TASK GOAL: For the records below, say how many lines contain the string "icon". Give no other text.

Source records
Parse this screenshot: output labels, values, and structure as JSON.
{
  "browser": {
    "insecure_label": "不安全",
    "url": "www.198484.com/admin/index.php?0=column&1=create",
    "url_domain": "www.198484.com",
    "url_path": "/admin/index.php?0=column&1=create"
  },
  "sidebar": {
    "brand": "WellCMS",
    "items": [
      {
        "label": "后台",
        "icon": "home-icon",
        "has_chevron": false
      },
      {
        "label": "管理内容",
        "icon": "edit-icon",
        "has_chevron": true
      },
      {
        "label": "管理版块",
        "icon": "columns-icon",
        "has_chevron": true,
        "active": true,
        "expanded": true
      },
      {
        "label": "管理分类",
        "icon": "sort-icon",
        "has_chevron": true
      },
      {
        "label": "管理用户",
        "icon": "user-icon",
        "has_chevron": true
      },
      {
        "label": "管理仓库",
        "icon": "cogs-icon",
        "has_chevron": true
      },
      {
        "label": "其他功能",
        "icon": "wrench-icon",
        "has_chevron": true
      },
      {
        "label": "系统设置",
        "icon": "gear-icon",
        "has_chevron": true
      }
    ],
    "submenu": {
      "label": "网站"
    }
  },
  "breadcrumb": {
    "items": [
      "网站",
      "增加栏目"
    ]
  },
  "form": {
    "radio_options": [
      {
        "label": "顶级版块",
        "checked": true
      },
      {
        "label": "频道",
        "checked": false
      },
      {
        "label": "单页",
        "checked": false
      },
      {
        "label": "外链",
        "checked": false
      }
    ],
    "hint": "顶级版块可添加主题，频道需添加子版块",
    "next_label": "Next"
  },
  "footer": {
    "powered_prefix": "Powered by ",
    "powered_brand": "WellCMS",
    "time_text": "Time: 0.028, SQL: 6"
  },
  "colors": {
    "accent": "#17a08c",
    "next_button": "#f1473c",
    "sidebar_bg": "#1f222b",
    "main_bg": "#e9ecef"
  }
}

RESPONSE TO THE TASK: 8